Nevertheless, I was able to capture this very active tiger quoll at f/4 and nailed the focus (shot through a 1″ wire cage as these things have very sharp teeth) – click on the image to get a larger version:

tiger quoll

How is the bokeh and depth of field for shots at around 4-6m? Here is a cheeky emu hiding around a tree to show this at f/4 (although this is a bird sanctuary and there were emus, this is not a real one!):

emu bokeh

This gives you a great idea of how fantastic a head and shoulders portrait could be when you really need to compress as well as blur out a busy, distracting background.

But how well does it perform when the subject is about 30m away, and will it still give good subject isolation at that distance? Well here is a wallaby with its mate about 10-15m behind it, shot at f/4:

wallaby

But what about birds in flight I hear you say?

Just before the park closed and in low light at the end of an almost Winter solstice day, I thought I would test out shooting birds in flight, flying almost directly over my head.

Now I am NOT a birds in flight shooter and this genre requires a LOT of experience and skill as well as the correct equipment, plus good light and obliging large birds which don’t fly too fast.

This became a very frustrating exercise as most of the birds were too small and flew too fast for me to get in the image let alone allow the camera any chance of autofocus lock.

I finally found one eagle, but only had one chance to capture him in flight, and whilst I managed to do so, it was not the sharpest of images.

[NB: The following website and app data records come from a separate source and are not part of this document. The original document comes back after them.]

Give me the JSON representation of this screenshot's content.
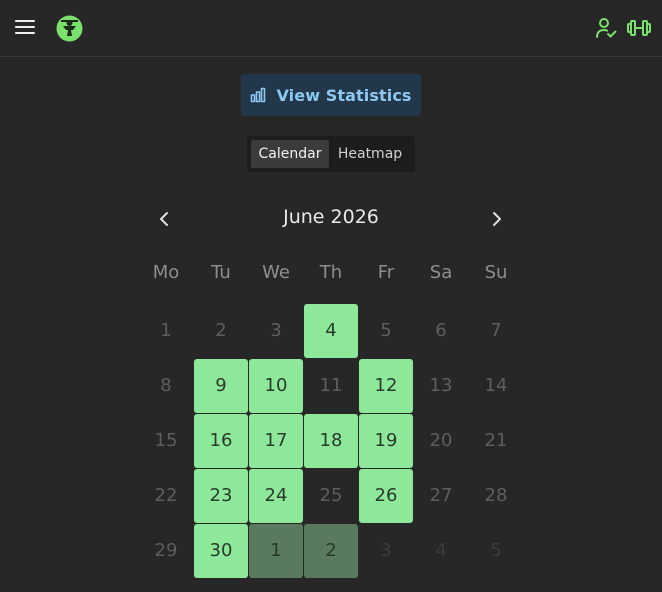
{
  "header": {
    "menu_icon": "hamburger-menu-icon",
    "logo_icon": "app-logo-icon",
    "profile_icon": "profile-check-icon",
    "dumbbell_icon": "dumbbell-icon",
    "accent_color": "#7be16d"
  },
  "stats_button": {
    "label": "View Statistics",
    "icon": "bar-chart-icon"
  },
  "view_toggle": {
    "options": [
      "Calendar",
      "Heatmap"
    ],
    "selected": "Calendar"
  },
  "calendar": {
    "month_label": "June 2026",
    "weekdays": [
      "Mo",
      "Tu",
      "We",
      "Th",
      "Fr",
      "Sa",
      "Su"
    ],
    "active_color": "#8ee89a",
    "weeks": [
      [
        {
          "day": "1",
          "state": "dim"
        },
        {
          "day": "2",
          "state": "dim"
        },
        {
          "day": "3",
          "state": "dim"
        },
        {
          "day": "4",
          "state": "active"
        },
        {
          "day": "5",
          "state": "dim"
        },
        {
          "day": "6",
          "state": "dim"
        },
        {
          "day": "7",
          "state": "dim"
        }
      ],
      [
        {
          "day": "8",
          "state": "dim"
        },
        {
          "day": "9",
          "state": "active"
        },
        {
          "day": "10",
          "state": "active"
        },
        {
          "day": "11",
          "state": "dim"
        },
        {
          "day": "12",
          "state": "active"
        },
        {
          "day": "13",
          "state": "dim"
        },
        {
          "day": "14",
          "state": "dim"
        }
      ],
      [
        {
          "day": "15",
          "state": "dim"
        },
        {
          "day": "16",
          "state": "active"
        },
        {
          "day": "17",
          "state": "active"
        },
        {
          "day": "18",
          "state": "active"
        },
        {
          "day": "19",
          "state": "active"
        },
        {
          "day": "20",
          "state": "dim"
        },
        {
          "day": "21",
          "state": "dim"
        }
      ],
      [
        {
          "day": "22",
          "state": "dim"
        },
        {
          "day": "23",
          "state": "active"
        },
        {
          "day": "24",
          "state": "active"
        },
        {
          "day": "25",
          "state": "dim"
        },
        {
          "day": "26",
          "state": "active"
        },
        {
          "day": "27",
          "state": "dim"
        },
        {
          "day": "28",
          "state": "dim"
        }
      ],
      [
        {
          "day": "29",
          "state": "dim"
        },
        {
          "day": "30",
          "state": "active"
        },
        {
          "day": "1",
          "state": "next-active"
        },
        {
          "day": "2",
          "state": "next-active"
        },
        {
          "day": "3",
          "state": "next-dim"
        },
        {
          "day": "4",
          "state": "next-dim"
        },
        {
          "day": "5",
          "state": "next-dim"
        }
      ]
    ]
  }
}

I had decided that for this type of shot I would resort to manual exposure with a fast shutter speed and high ISO and f/4 aperture (given the large brighter sky would otherwise create a silhouette effect and under-exposing the bird which I didn’t want), burst speed to High, C-AF, all area AF, and set Release priority C to OFF in the hope I would get less shots of blank sky or out of focus birds.

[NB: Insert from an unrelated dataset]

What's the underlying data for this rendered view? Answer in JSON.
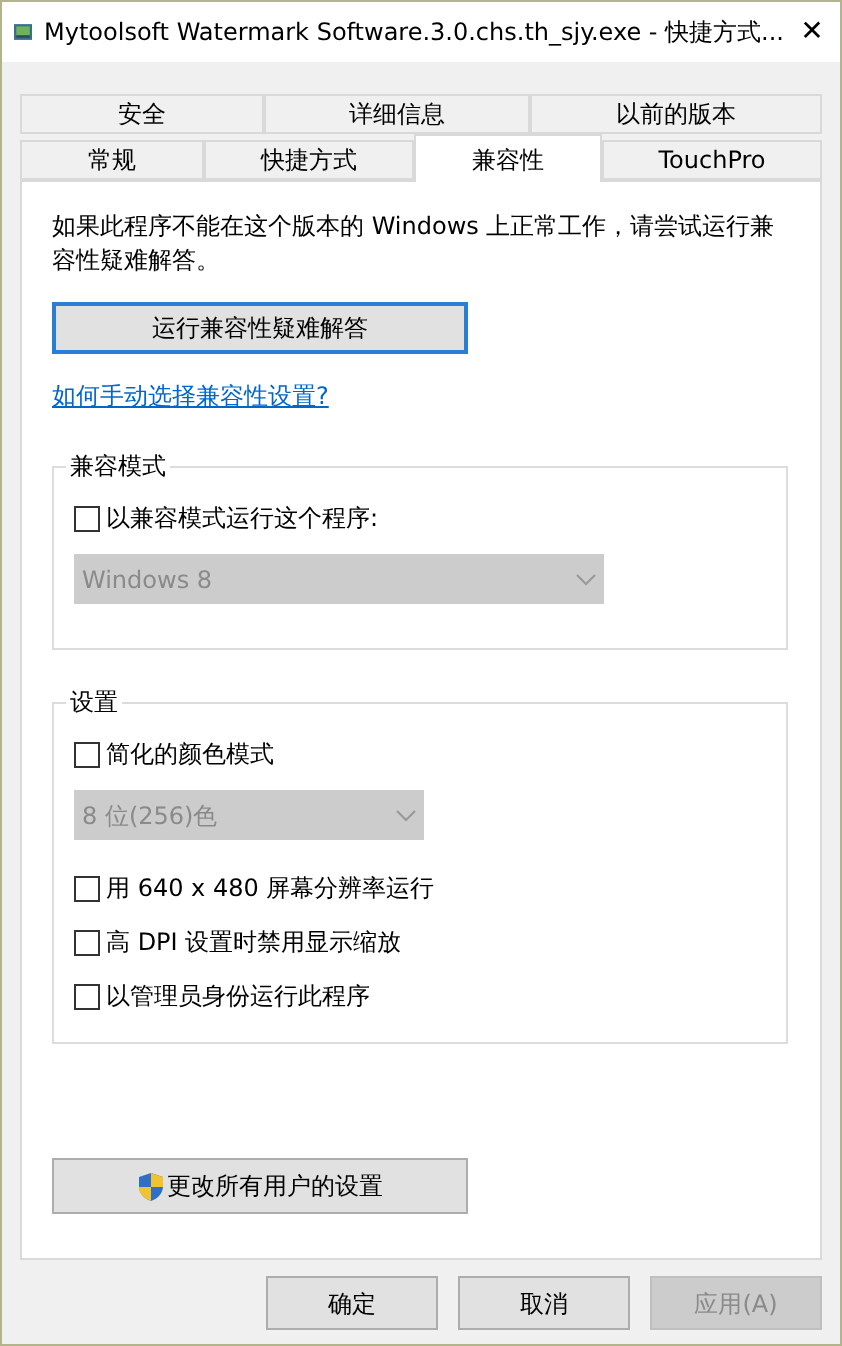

The first problem which I alluded to earlier was the narrow field of view making it hard to ensure I was actually aiming precisely at the bird – this would be made so much easier by using the device Olympus made especially for this purpose – the Olympus EE-1 Dot Sight:

dot sight with bracket

Above is the EE-1 Dot Sight mounted on a Etsumi E-6672 bracket – normally one would mount the sight on the hot shoe as in this review:

After my reasonable but imperfect 1st attempt, I waited for the eagle to take another flight from its perch 20m up in the top of the eucalypt trees, I waited, and thought I would try to get a shot of it flting off its perch, but my hands soon tired from holding this combo up towards the sky for 5 minutes.

And then the park ranger came along and escorted me off the premises as I had failed to realise the park had closed – oops, my bad! Oh well, another time perhaps!

I think in experienced hands in good light with a large bird like an eagle, this combo could do some very decent birds in flight shots, but it will take some practice and the correct settings to optimise the camera.

More details on shooting birds in flight here.

Disclaimer: I do not work for, nor am I paid in any way, by any photography company, including Olympus and Panasonic, and any gear I test, I have bought from a retail store without any privileged discounts. My links on this blog will not send you to online sellers and I don’t get paid by these. I offer this from my free time to help others make choices as photography gear can burn a hole in the pocket!